For the final post in our PMO Leader series, I spoke to Tusar Dash, the Director of Technology Governance at Western Union. In this interview Tusar highlights the progression his career has taken from managing small projects to the CIO's top program. Tusar also shares his perspective on the most difficult situations facing PMO practitioners, and the characteristics that will help you successfully navigate challenging environments.
What was your professional journey to becoming a senior-level PMO leader?
Early in my career when I was part of a technical team, I had a tendency to “own” and “do” something about it when I saw a gap or issue or problem. Leaders around me noticed that and asked me to manage small releases that led to managing small projects, to large highly visible projects, to the CIO’s top program. When the enterprise IT got outsourced, I was picked to lead the global PMO delivery organization where I had to simplify processes to deliver on tight budgets and aggressive time lines. Since then I had the opportunity to fix two Fortune-100 PMOs to deliver, and started a PMO from scratch to a machine that delivered results. Now I lead Western Union’s Technology Governance that includes process, tools, training, resource management, and architecture governance.

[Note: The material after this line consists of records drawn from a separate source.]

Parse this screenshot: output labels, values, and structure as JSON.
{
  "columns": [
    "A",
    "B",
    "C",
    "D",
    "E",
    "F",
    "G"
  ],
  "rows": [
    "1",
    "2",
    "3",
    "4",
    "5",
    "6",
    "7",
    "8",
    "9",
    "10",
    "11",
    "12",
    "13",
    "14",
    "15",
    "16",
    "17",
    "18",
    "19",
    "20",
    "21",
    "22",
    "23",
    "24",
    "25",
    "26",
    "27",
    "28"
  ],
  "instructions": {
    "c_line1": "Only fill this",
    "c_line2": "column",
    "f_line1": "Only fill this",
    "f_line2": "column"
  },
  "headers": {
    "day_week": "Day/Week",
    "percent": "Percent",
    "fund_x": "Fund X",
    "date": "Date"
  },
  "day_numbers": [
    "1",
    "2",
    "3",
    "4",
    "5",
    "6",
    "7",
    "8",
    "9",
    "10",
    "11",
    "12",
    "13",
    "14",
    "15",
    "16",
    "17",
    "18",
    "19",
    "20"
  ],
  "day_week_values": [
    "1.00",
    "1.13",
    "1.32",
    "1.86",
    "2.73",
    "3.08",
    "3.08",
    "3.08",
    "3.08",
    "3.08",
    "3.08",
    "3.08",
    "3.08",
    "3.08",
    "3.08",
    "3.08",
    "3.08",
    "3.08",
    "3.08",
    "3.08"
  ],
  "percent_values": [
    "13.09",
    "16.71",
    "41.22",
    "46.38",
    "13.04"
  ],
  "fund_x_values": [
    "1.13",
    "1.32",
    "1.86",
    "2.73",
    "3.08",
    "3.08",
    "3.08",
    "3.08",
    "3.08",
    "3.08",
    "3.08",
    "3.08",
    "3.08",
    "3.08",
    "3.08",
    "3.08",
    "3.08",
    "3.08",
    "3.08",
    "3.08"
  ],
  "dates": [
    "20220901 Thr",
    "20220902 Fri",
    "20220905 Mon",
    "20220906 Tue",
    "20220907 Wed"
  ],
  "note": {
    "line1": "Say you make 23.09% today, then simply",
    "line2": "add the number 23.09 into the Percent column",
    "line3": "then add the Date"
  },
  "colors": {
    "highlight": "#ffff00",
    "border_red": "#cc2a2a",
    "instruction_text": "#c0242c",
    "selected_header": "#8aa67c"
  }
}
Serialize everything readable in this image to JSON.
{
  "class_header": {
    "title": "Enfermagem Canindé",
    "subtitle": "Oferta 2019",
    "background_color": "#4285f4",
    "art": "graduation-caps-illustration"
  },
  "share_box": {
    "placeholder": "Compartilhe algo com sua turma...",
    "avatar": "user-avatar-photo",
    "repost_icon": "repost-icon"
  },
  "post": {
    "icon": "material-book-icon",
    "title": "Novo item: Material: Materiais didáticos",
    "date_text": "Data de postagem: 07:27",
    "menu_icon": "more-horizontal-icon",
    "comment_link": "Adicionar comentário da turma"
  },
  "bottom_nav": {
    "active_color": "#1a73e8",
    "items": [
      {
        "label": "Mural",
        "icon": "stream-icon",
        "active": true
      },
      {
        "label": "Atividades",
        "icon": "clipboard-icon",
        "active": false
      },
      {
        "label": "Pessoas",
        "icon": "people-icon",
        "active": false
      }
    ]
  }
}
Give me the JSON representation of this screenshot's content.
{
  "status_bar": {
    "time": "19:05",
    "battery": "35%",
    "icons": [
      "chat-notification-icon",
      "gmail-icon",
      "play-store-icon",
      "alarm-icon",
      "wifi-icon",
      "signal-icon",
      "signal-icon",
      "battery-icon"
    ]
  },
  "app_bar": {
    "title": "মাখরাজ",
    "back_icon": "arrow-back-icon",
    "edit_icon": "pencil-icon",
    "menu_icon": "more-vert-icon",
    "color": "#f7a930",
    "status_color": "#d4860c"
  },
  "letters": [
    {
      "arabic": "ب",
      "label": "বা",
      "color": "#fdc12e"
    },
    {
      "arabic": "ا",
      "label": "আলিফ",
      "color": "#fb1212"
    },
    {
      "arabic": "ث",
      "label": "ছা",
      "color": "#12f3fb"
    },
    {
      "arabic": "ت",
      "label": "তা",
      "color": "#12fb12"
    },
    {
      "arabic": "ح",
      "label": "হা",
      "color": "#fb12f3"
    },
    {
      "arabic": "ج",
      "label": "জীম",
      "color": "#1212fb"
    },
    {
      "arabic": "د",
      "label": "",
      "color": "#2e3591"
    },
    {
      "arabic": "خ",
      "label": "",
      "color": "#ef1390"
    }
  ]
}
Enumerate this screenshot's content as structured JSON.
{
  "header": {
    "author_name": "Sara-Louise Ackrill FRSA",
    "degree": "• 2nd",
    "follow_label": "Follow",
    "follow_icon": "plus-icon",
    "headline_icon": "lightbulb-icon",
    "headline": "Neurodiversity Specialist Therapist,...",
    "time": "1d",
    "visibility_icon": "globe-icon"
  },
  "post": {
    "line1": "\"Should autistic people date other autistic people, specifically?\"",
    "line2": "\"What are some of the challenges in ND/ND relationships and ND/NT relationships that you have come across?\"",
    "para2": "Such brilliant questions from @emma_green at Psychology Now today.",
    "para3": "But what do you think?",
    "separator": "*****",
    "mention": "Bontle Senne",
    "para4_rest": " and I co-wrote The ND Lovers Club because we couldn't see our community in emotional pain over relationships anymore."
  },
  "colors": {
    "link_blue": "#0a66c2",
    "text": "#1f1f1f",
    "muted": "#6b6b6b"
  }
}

What was the biggest challenge you faced as a PMO leader in your career? How did you overcome that challenge?
Organizations have varying appetite for change, speed of adoption and true leadership buy-in. While assessing current state and where a PMO needs to be, one has to assess the culture, potential barriers to overcome and identify the change agents as part of transformation. Sometimes you have to crawl before you walk and walk before you run.
What key competencies and/or skills make a great PMO leader?
Collaboration, building community, transformation mindset, making people as well as yourself accountable, providing recommendations and analysis to Executive leadership, commitment to growth of people, listening and providing active help where appropriate.
What organizational and/or cultural characteristics allow PMOs to succeed and thrive?
C-suite support to overcome cultural barriers, data-based decision making, effective resource management and portfolio management, process and a good PPM tool, enabling culture, and executive management looking to PMO for recommendation, analysis, and ramifications of any potential decision.
How do you exhibit and measure the value the PMO brings to your organization?
PMO plays an important role in acting as the operational connective tissue in execution of successful portfolio management, ensuring projects are set up for success during initiation stage, demonstrating PMO effectiveness and operational excellence through KPIs and metrics, monitoring and controlling performance, collaborating to evolve as organization’s goals and strategy change, adopting the mental model of servant leadership, coaching project and program managers to develop soft skills around partnering, driving, consistency, and timeliness. The list goes on and on….